    Understanding the longer-term implications of

    technical decisions related to OTT and multiscreen

    TV content delivery and their impact on business is

    absolutely key for the success of service providers.

    1 According to consulting firm nScreenMedia, US and European pay-TV operators are spending an estimated

    $2.8 billion of their almost $10 billion annual network and maintenance expenses to directly address

    multiscreen service delivery failures

    2 An estimated 52% of World Wide Web users use Google Chrome as their browser on their personal

    computers, according to

    3 Sky has no plans to fix Chrome compatibility after Googles Silverlight shun, The Inquirer, May 1, 2015

  • 6Googles new Pepper Plug-in API (PPAPI), which

    replaces NPAPI, is intended to increase security for

    browsers as it provides a direct link to a sandboxed

    environment where the code is executed Chromes

    Native Client (NaCI) and provides greater stability, as

    the code is executed in a separate thread rather than in

    the main browser thread. It is also designed to facilitate

    code portability across different platforms.

    Googles justification for its action is that PPAPI/NaCl

    is more advanced and allows plug-ins to work more

    seamlessly and securely within Chrome. However, the

    move needs to be considered in the context of the wider

    commercial battle between Google and Microsoft and

    the fact that it may push service providers towards

    adopting Googles Widevine DRM.

    NAGRAs new PPAPI/NaCI browser plug-in is packaged

    as the NAGRA MediaLive Secure Player for Chrome,

    and integrates NAGRA anyCAST PRM, NAGRAs studio-

    approved DRM. It is fully compliant with the new HTML5

    Chrome browser security architecture. The secure-

    player browser plug-in is delivered as a Chrome

    extension via the online Chrome Web Store, so it can be

    easily installed by end-users. Updates are performed

    via the operators Chrome Web Store account and easily

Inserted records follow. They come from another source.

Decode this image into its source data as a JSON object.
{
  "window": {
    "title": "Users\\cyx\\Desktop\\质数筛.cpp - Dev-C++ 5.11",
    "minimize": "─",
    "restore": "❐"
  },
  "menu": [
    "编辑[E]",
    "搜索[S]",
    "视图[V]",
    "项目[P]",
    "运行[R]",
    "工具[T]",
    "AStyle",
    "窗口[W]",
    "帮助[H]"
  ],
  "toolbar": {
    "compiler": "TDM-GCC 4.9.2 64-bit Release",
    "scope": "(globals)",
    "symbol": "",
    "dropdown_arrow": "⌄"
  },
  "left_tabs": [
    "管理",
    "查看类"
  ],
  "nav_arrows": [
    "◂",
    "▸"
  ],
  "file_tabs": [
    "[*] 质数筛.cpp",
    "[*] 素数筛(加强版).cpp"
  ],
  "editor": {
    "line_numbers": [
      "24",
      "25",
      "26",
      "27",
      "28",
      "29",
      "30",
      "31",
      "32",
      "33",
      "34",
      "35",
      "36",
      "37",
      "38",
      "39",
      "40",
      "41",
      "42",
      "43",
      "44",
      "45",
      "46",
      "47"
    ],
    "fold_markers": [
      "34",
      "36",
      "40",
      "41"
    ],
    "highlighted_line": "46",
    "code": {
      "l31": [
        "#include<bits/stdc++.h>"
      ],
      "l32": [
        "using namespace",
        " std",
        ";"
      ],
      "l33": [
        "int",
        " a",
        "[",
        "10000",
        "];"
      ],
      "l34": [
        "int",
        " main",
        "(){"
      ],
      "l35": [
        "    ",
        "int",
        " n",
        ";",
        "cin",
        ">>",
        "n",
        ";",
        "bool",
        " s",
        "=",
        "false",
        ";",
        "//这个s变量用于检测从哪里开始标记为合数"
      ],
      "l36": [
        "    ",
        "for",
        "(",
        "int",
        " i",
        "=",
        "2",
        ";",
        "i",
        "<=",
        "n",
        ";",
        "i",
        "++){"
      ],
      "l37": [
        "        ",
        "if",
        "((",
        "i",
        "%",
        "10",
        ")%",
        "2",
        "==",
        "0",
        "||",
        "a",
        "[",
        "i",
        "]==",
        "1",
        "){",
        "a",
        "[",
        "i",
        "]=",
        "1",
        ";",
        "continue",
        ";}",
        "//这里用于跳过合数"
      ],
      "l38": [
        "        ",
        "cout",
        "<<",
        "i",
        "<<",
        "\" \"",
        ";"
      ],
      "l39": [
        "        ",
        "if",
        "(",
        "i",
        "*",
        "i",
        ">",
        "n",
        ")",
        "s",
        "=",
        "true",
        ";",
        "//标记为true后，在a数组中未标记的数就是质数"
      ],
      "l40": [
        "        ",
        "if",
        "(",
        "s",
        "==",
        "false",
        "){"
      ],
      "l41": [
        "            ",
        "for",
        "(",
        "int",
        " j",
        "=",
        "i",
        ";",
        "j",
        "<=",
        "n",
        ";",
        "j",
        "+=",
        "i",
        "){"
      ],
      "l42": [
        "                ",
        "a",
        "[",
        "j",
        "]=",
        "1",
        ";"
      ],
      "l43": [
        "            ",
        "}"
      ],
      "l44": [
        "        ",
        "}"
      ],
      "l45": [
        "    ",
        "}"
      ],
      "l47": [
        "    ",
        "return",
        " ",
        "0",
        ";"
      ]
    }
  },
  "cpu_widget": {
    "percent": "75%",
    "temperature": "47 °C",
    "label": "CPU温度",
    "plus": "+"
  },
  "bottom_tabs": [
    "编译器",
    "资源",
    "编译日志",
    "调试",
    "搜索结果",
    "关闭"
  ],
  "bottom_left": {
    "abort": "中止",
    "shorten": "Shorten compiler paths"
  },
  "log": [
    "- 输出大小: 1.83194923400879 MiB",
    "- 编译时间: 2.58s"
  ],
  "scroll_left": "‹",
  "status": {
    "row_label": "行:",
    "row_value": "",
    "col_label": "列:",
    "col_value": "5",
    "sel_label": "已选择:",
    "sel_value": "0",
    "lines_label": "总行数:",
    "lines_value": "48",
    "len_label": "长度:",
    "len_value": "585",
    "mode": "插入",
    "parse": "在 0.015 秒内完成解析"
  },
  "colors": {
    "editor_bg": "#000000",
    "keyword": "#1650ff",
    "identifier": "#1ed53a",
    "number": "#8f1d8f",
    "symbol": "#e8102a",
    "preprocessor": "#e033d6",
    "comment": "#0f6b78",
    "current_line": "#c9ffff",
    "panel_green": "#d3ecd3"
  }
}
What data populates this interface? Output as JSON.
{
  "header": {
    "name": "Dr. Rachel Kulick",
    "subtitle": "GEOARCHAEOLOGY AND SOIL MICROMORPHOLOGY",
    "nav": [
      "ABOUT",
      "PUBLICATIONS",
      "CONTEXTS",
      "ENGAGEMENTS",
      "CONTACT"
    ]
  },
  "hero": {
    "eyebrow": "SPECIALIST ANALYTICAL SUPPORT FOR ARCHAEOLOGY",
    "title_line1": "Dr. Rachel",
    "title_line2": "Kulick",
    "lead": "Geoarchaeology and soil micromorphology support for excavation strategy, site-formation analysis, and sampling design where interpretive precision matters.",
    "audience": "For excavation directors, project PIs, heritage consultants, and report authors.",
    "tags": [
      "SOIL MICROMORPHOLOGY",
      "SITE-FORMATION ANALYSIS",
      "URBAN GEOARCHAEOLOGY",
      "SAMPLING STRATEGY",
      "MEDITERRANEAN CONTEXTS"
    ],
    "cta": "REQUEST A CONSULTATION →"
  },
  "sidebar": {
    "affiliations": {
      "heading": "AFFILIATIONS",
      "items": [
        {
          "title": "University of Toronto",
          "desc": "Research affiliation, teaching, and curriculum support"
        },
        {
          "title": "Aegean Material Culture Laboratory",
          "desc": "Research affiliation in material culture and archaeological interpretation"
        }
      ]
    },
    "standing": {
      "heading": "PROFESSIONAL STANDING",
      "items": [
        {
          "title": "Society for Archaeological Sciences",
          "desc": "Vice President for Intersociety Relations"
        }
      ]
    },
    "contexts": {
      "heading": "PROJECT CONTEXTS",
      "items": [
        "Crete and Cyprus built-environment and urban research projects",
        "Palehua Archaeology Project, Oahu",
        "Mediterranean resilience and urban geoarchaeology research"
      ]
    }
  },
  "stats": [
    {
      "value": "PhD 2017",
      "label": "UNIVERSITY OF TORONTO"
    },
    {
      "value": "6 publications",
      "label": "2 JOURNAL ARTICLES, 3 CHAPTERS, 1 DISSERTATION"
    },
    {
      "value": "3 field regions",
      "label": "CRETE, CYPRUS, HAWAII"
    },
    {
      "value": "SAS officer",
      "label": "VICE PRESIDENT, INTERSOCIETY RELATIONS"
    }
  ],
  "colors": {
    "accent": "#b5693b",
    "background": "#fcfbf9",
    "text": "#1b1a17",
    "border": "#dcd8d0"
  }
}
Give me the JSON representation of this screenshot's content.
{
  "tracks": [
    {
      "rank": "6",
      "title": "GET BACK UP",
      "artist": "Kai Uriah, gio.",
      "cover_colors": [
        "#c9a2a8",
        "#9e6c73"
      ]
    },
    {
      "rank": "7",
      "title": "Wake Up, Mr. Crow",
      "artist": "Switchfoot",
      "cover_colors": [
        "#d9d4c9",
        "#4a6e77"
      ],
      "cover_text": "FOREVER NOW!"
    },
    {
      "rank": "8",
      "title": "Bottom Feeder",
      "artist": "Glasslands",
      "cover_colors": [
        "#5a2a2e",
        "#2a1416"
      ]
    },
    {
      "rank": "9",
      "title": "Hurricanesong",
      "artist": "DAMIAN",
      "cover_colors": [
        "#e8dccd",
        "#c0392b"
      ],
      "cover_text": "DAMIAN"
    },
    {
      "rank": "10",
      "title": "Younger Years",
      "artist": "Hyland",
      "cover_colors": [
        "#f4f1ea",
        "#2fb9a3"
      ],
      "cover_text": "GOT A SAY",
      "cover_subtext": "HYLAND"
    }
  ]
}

    installed to the end-users Chrome browser.

    With this solution, NAGRA ensures that pay-TV service

    providers who had been using Silverlight and PlayReady

    can continue to provide video services to their Chrome

    customers with only a simple action required by the

    subscriber. As a result, service providers do not have

    to adopt another DRM (i.e.Google Widevine) and player

    or point their subscribers to use Firefox, IE or Safari

    browsers instead